Content starts

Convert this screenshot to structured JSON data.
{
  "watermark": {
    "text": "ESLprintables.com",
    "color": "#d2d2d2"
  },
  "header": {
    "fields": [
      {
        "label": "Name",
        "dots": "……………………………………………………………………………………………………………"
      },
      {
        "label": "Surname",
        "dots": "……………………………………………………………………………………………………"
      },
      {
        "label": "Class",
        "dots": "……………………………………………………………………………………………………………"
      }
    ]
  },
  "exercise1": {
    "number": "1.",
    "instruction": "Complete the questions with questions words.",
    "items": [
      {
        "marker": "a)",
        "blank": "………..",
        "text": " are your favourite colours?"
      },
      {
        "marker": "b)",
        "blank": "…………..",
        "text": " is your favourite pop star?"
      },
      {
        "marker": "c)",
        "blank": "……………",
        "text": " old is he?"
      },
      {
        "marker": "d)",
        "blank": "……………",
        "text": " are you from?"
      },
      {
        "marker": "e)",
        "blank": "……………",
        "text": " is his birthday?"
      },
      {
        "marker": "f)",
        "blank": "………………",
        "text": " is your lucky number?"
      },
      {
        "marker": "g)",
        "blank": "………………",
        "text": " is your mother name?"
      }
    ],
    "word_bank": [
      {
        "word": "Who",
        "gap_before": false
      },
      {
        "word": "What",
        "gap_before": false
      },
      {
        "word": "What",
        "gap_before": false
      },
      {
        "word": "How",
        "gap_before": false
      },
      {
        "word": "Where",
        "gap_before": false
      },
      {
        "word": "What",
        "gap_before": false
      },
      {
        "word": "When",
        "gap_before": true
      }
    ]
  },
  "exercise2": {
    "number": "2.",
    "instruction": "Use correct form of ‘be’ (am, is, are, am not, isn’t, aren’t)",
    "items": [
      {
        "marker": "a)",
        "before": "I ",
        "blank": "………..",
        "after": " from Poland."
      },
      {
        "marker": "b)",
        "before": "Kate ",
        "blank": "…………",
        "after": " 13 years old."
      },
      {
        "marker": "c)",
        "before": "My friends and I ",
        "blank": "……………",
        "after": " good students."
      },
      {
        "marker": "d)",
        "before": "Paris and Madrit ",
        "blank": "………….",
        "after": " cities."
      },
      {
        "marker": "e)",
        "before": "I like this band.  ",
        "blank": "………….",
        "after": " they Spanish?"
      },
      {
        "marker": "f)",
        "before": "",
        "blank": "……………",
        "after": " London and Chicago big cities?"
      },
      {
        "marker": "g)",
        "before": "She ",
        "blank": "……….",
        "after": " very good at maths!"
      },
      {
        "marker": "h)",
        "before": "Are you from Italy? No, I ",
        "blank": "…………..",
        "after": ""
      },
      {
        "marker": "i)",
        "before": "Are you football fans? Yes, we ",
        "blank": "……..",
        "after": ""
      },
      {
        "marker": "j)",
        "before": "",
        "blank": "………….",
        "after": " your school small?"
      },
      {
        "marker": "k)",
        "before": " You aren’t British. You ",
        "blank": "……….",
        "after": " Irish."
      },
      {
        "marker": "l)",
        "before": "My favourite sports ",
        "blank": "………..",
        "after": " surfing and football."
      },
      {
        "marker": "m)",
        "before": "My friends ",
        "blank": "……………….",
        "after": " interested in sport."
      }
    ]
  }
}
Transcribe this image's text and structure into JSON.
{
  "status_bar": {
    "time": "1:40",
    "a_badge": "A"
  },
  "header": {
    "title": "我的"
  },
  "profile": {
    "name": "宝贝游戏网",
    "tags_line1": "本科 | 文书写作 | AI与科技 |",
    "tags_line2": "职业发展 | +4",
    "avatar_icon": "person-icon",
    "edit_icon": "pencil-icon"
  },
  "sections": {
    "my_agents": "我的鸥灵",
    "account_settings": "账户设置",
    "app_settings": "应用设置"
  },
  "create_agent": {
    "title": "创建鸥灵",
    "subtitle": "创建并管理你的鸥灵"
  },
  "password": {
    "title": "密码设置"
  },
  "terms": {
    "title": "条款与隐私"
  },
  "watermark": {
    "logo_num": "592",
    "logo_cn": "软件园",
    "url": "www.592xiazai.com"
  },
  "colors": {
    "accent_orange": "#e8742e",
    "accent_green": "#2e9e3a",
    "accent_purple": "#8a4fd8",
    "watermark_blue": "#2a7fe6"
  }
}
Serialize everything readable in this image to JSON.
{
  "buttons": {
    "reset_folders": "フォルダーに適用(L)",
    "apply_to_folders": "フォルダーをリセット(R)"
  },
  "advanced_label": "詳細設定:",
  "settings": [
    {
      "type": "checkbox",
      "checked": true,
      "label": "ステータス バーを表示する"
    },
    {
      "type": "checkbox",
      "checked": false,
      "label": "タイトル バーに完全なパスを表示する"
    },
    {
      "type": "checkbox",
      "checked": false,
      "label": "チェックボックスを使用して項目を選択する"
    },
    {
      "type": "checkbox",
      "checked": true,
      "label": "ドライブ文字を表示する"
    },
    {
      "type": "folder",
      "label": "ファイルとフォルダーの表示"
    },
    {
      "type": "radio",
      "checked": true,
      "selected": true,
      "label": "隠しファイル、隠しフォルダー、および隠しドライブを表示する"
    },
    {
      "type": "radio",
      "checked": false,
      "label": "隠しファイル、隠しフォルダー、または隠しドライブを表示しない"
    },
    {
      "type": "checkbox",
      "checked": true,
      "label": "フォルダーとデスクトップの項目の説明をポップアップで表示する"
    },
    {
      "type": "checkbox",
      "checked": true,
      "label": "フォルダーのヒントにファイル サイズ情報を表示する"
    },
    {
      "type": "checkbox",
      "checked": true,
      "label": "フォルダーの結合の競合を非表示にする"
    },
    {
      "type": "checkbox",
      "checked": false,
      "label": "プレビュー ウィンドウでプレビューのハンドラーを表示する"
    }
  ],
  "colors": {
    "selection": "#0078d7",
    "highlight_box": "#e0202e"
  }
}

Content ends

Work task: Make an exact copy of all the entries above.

Solution below:
Convert this screenshot to structured JSON data.
{
  "watermark": {
    "text": "ESLprintables.com",
    "color": "#d2d2d2"
  },
  "header": {
    "fields": [
      {
        "label": "Name",
        "dots": "……………………………………………………………………………………………………………"
      },
      {
        "label": "Surname",
        "dots": "……………………………………………………………………………………………………"
      },
      {
        "label": "Class",
        "dots": "……………………………………………………………………………………………………………"
      }
    ]
  },
  "exercise1": {
    "number": "1.",
    "instruction": "Complete the questions with questions words.",
    "items": [
      {
        "marker": "a)",
        "blank": "………..",
        "text": " are your favourite colours?"
      },
      {
        "marker": "b)",
        "blank": "…………..",
        "text": " is your favourite pop star?"
      },
      {
        "marker": "c)",
        "blank": "……………",
        "text": " old is he?"
      },
      {
        "marker": "d)",
        "blank": "……………",
        "text": " are you from?"
      },
      {
        "marker": "e)",
        "blank": "……………",
        "text": " is his birthday?"
      },
      {
        "marker": "f)",
        "blank": "………………",
        "text": " is your lucky number?"
      },
      {
        "marker": "g)",
        "blank": "………………",
        "text": " is your mother name?"
      }
    ],
    "word_bank": [
      {
        "word": "Who",
        "gap_before": false
      },
      {
        "word": "What",
        "gap_before": false
      },
      {
        "word": "What",
        "gap_before": false
      },
      {
        "word": "How",
        "gap_before": false
      },
      {
        "word": "Where",
        "gap_before": false
      },
      {
        "word": "What",
        "gap_before": false
      },
      {
        "word": "When",
        "gap_before": true
      }
    ]
  },
  "exercise2": {
    "number": "2.",
    "instruction": "Use correct form of ‘be’ (am, is, are, am not, isn’t, aren’t)",
    "items": [
      {
        "marker": "a)",
        "before": "I ",
        "blank": "………..",
        "after": " from Poland."
      },
      {
        "marker": "b)",
        "before": "Kate ",
        "blank": "…………",
        "after": " 13 years old."
      },
      {
        "marker": "c)",
        "before": "My friends and I ",
        "blank": "……………",
        "after": " good students."
      },
      {
        "marker": "d)",
        "before": "Paris and Madrit ",
        "blank": "………….",
        "after": " cities."
      },
      {
        "marker": "e)",
        "before": "I like this band.  ",
        "blank": "………….",
        "after": " they Spanish?"
      },
      {
        "marker": "f)",
        "before": "",
        "blank": "……………",
        "after": " London and Chicago big cities?"
      },
      {
        "marker": "g)",
        "before": "She ",
        "blank": "……….",
        "after": " very good at maths!"
      },
      {
        "marker": "h)",
        "before": "Are you from Italy? No, I ",
        "blank": "…………..",
        "after": ""
      },
      {
        "marker": "i)",
        "before": "Are you football fans? Yes, we ",
        "blank": "……..",
        "after": ""
      },
      {
        "marker": "j)",
        "before": "",
        "blank": "………….",
        "after": " your school small?"
      },
      {
        "marker": "k)",
        "before": " You aren’t British. You ",
        "blank": "……….",
        "after": " Irish."
      },
      {
        "marker": "l)",
        "before": "My favourite sports ",
        "blank": "………..",
        "after": " surfing and football."
      },
      {
        "marker": "m)",
        "before": "My friends ",
        "blank": "……………….",
        "after": " interested in sport."
      }
    ]
  }
}
Transcribe this image's text and structure into JSON.
{
  "status_bar": {
    "time": "1:40",
    "a_badge": "A"
  },
  "header": {
    "title": "我的"
  },
  "profile": {
    "name": "宝贝游戏网",
    "tags_line1": "本科 | 文书写作 | AI与科技 |",
    "tags_line2": "职业发展 | +4",
    "avatar_icon": "person-icon",
    "edit_icon": "pencil-icon"
  },
  "sections": {
    "my_agents": "我的鸥灵",
    "account_settings": "账户设置",
    "app_settings": "应用设置"
  },
  "create_agent": {
    "title": "创建鸥灵",
    "subtitle": "创建并管理你的鸥灵"
  },
  "password": {
    "title": "密码设置"
  },
  "terms": {
    "title": "条款与隐私"
  },
  "watermark": {
    "logo_num": "592",
    "logo_cn": "软件园",
    "url": "www.592xiazai.com"
  },
  "colors": {
    "accent_orange": "#e8742e",
    "accent_green": "#2e9e3a",
    "accent_purple": "#8a4fd8",
    "watermark_blue": "#2a7fe6"
  }
}
Serialize everything readable in this image to JSON.
{
  "buttons": {
    "reset_folders": "フォルダーに適用(L)",
    "apply_to_folders": "フォルダーをリセット(R)"
  },
  "advanced_label": "詳細設定:",
  "settings": [
    {
      "type": "checkbox",
      "checked": true,
      "label": "ステータス バーを表示する"
    },
    {
      "type": "checkbox",
      "checked": false,
      "label": "タイトル バーに完全なパスを表示する"
    },
    {
      "type": "checkbox",
      "checked": false,
      "label": "チェックボックスを使用して項目を選択する"
    },
    {
      "type": "checkbox",
      "checked": true,
      "label": "ドライブ文字を表示する"
    },
    {
      "type": "folder",
      "label": "ファイルとフォルダーの表示"
    },
    {
      "type": "radio",
      "checked": true,
      "selected": true,
      "label": "隠しファイル、隠しフォルダー、および隠しドライブを表示する"
    },
    {
      "type": "radio",
      "checked": false,
      "label": "隠しファイル、隠しフォルダー、または隠しドライブを表示しない"
    },
    {
      "type": "checkbox",
      "checked": true,
      "label": "フォルダーとデスクトップの項目の説明をポップアップで表示する"
    },
    {
      "type": "checkbox",
      "checked": true,
      "label": "フォルダーのヒントにファイル サイズ情報を表示する"
    },
    {
      "type": "checkbox",
      "checked": true,
      "label": "フォルダーの結合の競合を非表示にする"
    },
    {
      "type": "checkbox",
      "checked": false,
      "label": "プレビュー ウィンドウでプレビューのハンドラーを表示する"
    }
  ],
  "colors": {
    "selection": "#0078d7",
    "highlight_box": "#e0202e"
  }
}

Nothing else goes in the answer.